Excerpts from an interface dataset:
....

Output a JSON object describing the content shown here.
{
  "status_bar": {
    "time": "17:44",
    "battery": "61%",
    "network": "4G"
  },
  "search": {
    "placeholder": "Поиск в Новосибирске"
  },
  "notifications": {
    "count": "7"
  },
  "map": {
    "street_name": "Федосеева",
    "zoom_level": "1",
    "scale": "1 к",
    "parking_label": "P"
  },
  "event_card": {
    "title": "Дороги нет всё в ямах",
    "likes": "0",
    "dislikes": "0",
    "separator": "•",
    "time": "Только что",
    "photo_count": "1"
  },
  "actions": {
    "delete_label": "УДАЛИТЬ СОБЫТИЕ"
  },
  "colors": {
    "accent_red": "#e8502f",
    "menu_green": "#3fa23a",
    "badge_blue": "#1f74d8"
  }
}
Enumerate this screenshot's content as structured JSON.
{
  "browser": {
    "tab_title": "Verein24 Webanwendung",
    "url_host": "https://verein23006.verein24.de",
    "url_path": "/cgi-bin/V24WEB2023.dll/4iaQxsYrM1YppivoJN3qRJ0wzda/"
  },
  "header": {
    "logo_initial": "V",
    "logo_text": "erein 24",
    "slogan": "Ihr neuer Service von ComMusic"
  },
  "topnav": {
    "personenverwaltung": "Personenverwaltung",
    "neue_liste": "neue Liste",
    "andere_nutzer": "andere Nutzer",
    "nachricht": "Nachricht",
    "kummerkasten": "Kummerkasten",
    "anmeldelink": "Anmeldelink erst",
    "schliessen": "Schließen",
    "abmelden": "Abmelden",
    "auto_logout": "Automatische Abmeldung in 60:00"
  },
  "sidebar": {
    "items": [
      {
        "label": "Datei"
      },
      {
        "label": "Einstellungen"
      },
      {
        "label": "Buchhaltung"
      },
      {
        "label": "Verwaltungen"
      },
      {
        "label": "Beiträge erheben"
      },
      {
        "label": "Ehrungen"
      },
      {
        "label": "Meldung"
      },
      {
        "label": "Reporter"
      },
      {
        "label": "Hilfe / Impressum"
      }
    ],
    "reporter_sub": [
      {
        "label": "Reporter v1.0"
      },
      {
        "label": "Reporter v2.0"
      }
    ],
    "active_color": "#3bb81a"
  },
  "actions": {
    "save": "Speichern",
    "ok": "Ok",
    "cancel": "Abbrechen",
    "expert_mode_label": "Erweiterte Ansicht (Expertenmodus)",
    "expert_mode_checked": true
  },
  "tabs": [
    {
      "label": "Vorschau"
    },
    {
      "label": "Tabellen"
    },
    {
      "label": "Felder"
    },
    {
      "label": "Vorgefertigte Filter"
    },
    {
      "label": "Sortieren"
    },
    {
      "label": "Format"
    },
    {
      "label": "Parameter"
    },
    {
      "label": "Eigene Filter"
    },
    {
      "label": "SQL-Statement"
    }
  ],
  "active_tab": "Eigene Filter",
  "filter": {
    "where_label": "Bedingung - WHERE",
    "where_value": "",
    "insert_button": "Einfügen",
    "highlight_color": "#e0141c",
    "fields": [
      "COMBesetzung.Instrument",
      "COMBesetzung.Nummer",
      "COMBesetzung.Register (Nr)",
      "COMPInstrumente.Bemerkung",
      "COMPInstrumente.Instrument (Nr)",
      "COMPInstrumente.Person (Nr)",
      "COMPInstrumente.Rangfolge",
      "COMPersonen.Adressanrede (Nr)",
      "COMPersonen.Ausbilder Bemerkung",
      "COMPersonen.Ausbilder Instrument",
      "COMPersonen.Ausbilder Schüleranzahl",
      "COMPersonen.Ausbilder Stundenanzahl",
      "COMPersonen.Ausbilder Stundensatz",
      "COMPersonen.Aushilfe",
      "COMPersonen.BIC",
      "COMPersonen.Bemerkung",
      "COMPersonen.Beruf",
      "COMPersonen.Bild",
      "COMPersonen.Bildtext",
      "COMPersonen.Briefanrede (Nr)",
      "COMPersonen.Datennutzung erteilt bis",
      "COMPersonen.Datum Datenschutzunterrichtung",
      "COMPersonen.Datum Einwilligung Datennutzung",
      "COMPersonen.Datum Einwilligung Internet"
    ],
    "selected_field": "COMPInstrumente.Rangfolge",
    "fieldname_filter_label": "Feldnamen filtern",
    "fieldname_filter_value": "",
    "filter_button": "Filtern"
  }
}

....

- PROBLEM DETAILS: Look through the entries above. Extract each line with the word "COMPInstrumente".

- TASK ANSWER:
      "COMPInstrumente.Bemerkung",
      "COMPInstrumente.Instrument (Nr)",
      "COMPInstrumente.Person (Nr)",
      "COMPInstrumente.Rangfolge",
    "selected_field": "COMPInstrumente.Rangfolge",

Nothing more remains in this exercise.